Jan 22nd, 2018 OWI Is it Unlawful to Operate a Drone While Intoxicated?

Yes, it may be unlawful to operate a drone while intoxicated at the federal level, and may soon be unlawful at the state level as well. The punishment varies depending on the specific law violated.

As drones become more common and more popular, some states are looking at drafting laws that will impose criminal consequences, including the possibility of jail, for operating a drone while intoxicated.   An example of this is the New Jersey law that was introduced in June 2017, and that passed both houses on January 10, 2018.  The law is expected to be signed into law. The punishment for a violation of the New Jersey statute is up to six months in prison or a $1,000 fine.

The text of the New Jersey law first sets forth the definition of the word ‘Operate,” as meaning “to fly, control, direct, or program the flight of an unmanned aircraft system.”  Relative to alcohol, the statute makes droning while intoxicated unlawful, and indicates specifically:

A person commits a disorderly persons offense if he operates an unmanned aircraft system while under the influence of intoxicating liquor, a narcotic, hallucinogenic, or habit-producing drug or with a blood alcohol concentration of 0.08% or more by weight of alcohol in the defendant’s blood.

The law also proscribes many other types of unlawful operation of drones that do not involve intoxicated operation, such as operation endangering a correctional facility or interfering with first responders such as police and firefighters, or using drones to hunt wildlife or endanger people or property.

At the federal level, things are a bit more complicated, but it appears that CFR § 91.17 covers the commercial operation of drones, and provides:

Alcohol or drugs

  1. No person may act or attempt to act as a crewmember of a civil aircraft –
  2. Within 8 hours after the consumption of any alcoholic beverage;
  3. While under the influence of alcohol;
  4. While using any drug that affects the person’s faculties in any way contrary to safety; or
  5. While having an alcohol concentration of 0.04 or greater in a blood or breath specimen. Alcohol concentration means grams of alcohol per deciliter of blood or grams of alcohol per 210 liters of breath.

According to aviation attorney Jonathan Rupprecht, for non-commercial drone operators, the law does not specifically prohibit drinking in droning.  However, like the proposed New Jersey Law, CRF § 101.43 does indicate that “no person may operate model aircraft so as to endanger the safety of the national airspace system.”  It is arguably a violation of this law to operate a drone while intoxicated.

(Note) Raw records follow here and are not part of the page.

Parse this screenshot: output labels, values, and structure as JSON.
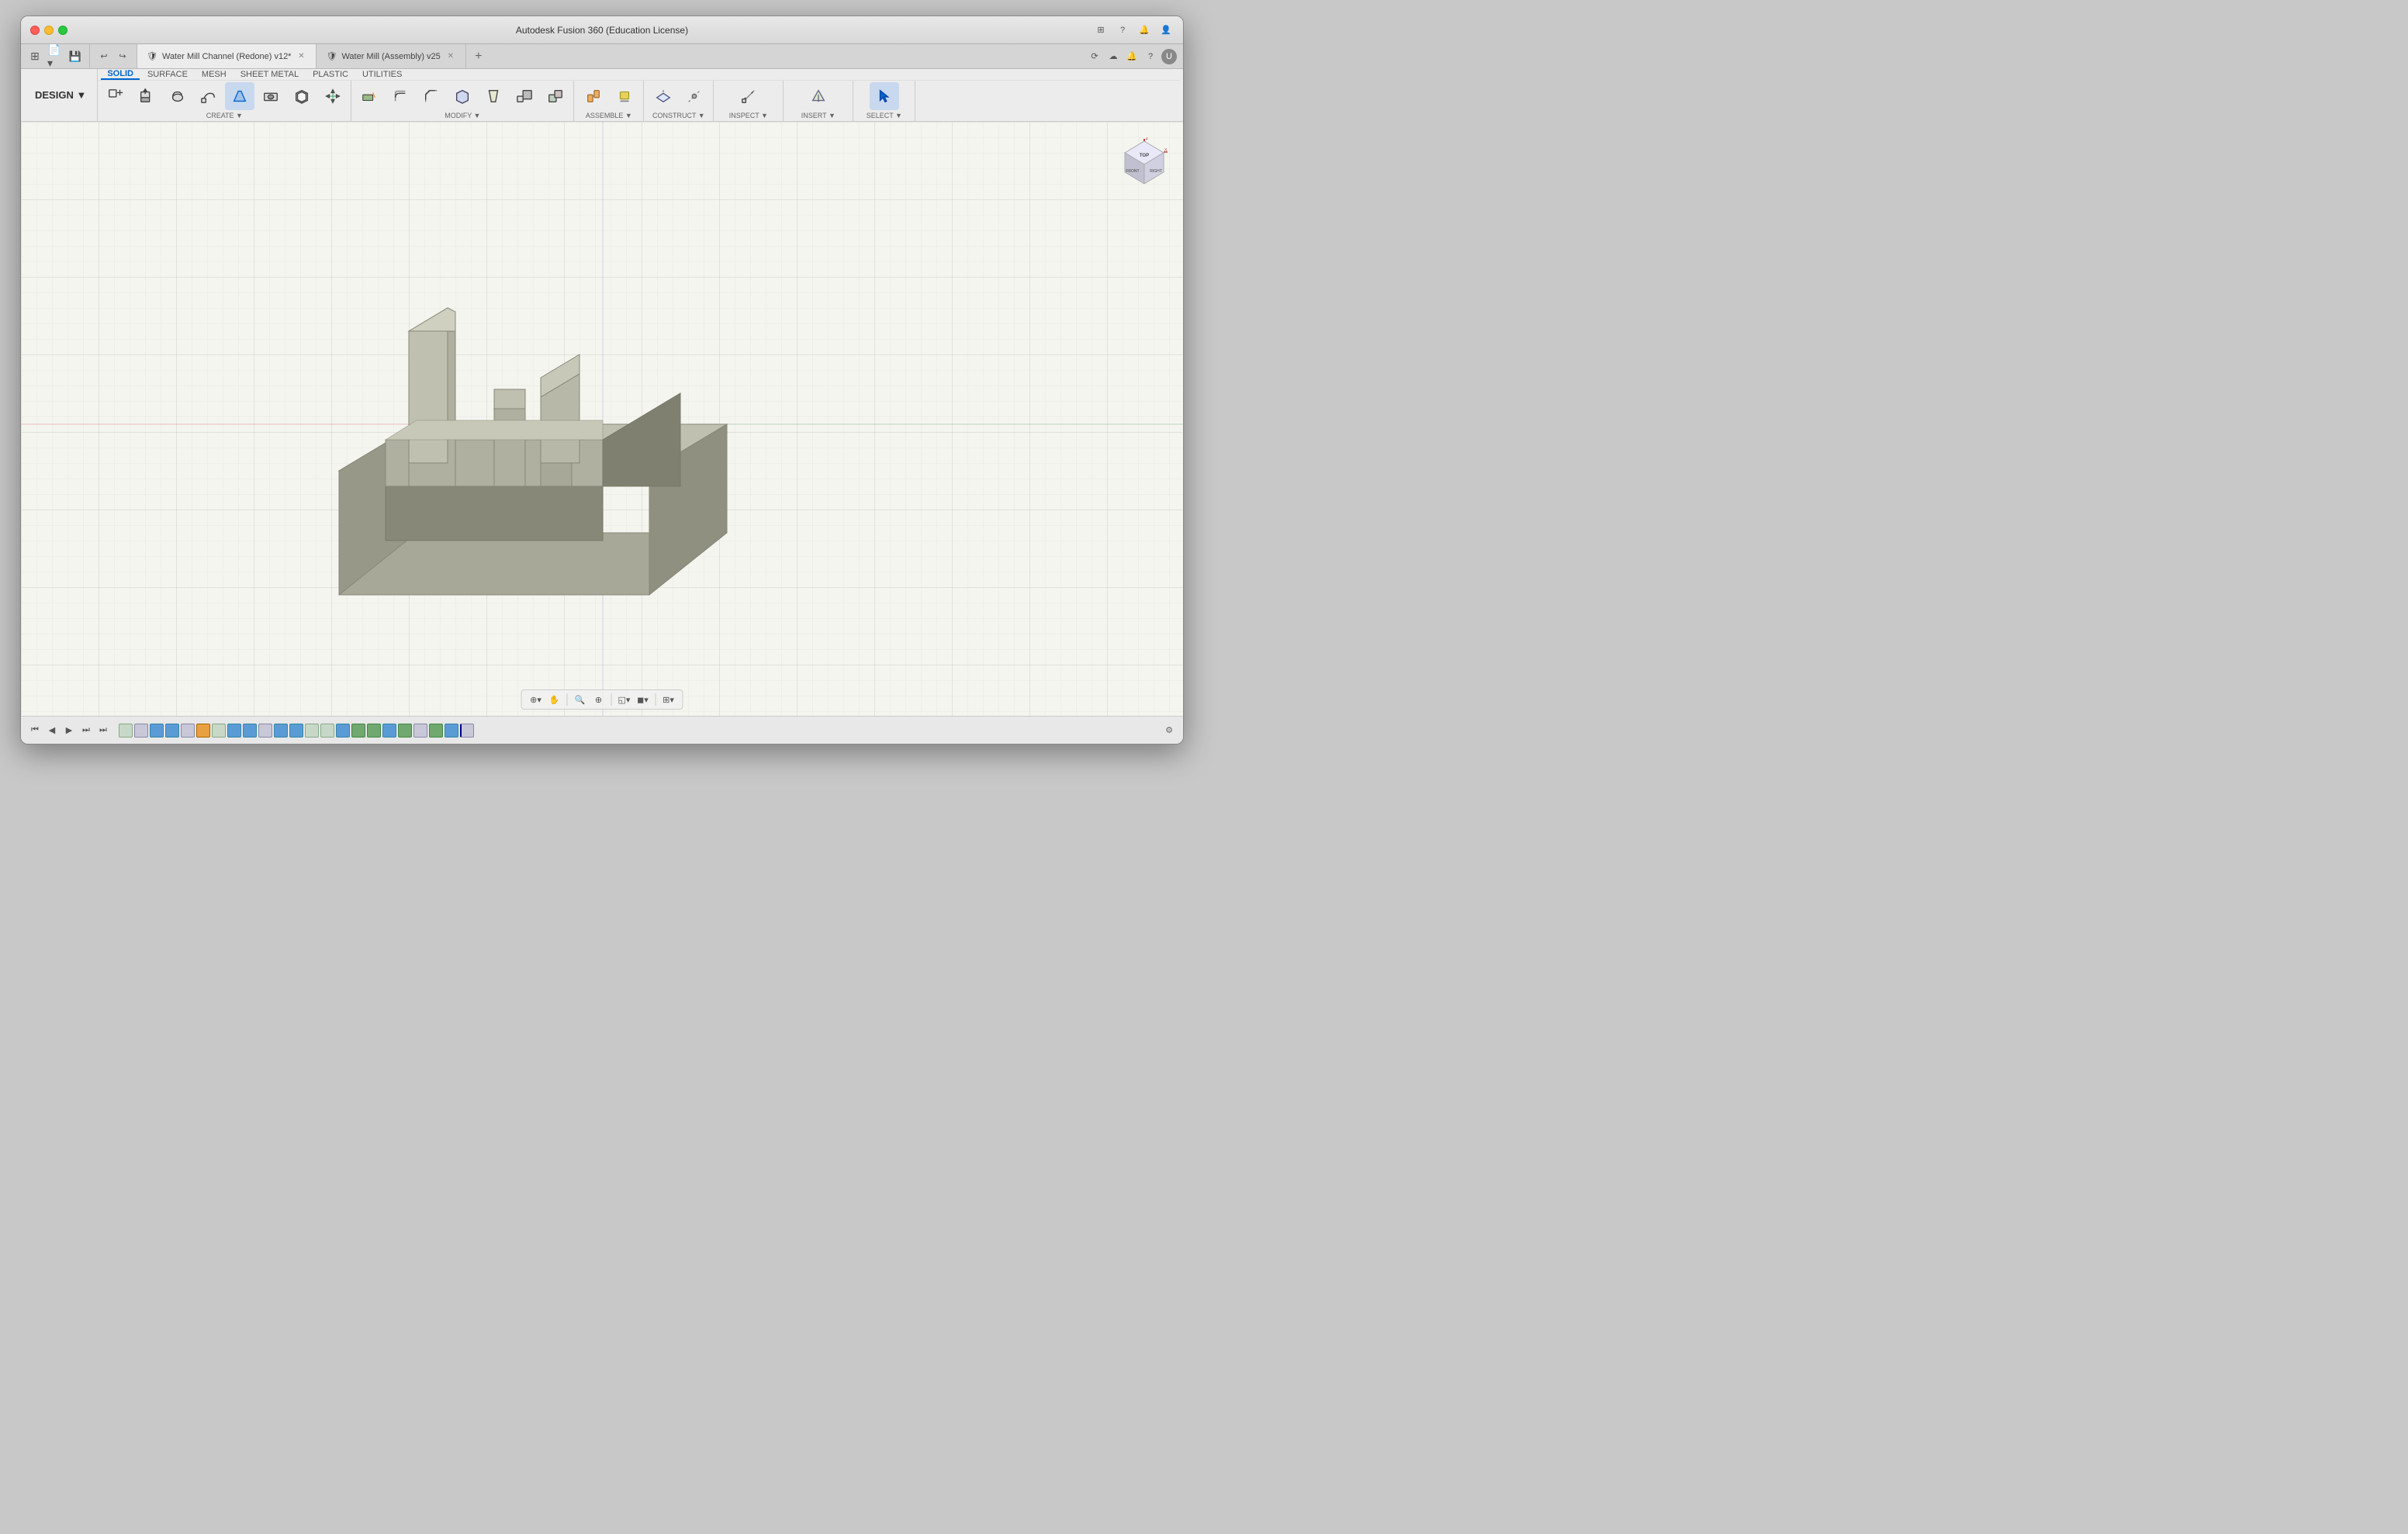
{
  "window": {
    "title": "Autodesk Fusion 360 (Education License)"
  },
  "tabs": [
    {
      "id": "tab1",
      "label": "Water Mill Channel (Redone) v12*",
      "icon": "🛡",
      "active": true
    },
    {
      "id": "tab2",
      "label": "Water Mill (Assembly) v25",
      "icon": "🛡",
      "active": false
    }
  ],
  "toolbar": {
    "design_label": "DESIGN ▼",
    "tabs": [
      "SOLID",
      "SURFACE",
      "MESH",
      "SHEET METAL",
      "PLASTIC",
      "UTILITIES"
    ],
    "active_tab": "SOLID",
    "groups": [
      {
        "name": "CREATE",
        "label": "CREATE ▼",
        "has_arrow": true
      },
      {
        "name": "MODIFY",
        "label": "MODIFY ▼",
        "has_arrow": true
      },
      {
        "name": "ASSEMBLE",
        "label": "ASSEMBLE ▼",
        "has_arrow": true
      },
      {
        "name": "CONSTRUCT",
        "label": "CONSTRUCT ▼",
        "has_arrow": true
      },
      {
        "name": "INSPECT",
        "label": "INSPECT ▼",
        "has_arrow": true
      },
      {
        "name": "INSERT",
        "label": "INSERT ▼",
        "has_arrow": true
      },
      {
        "name": "SELECT",
        "label": "SELECT ▼",
        "has_arrow": true,
        "active": true
      }
    ]
  },
  "viewport": {
    "model_color": "#9e9e8a",
    "grid_color": "#e0e0d8",
    "background": "#f0f0eb"
  },
  "bottom_toolbar": {
    "buttons": [
      "⊕▾",
      "✋",
      "🔍",
      "⊕",
      "◱▾",
      "◼▾",
      "⊞▾"
    ]
  },
  "timeline": {
    "nav_buttons": [
      "⏮",
      "◀",
      "▶",
      "⏭",
      "⏭"
    ]
  },
  "orientation_cube": {
    "faces": [
      "FRONT",
      "RIGHT",
      "TOP"
    ]
  }
}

At some point, Michigan’s lawmakers are likely to address the issue of intoxicated droning.  Based on the way these matters are generally addressed, it seems likely that in Michigan the punishment for drunk droning will be greater than it is New Jersey.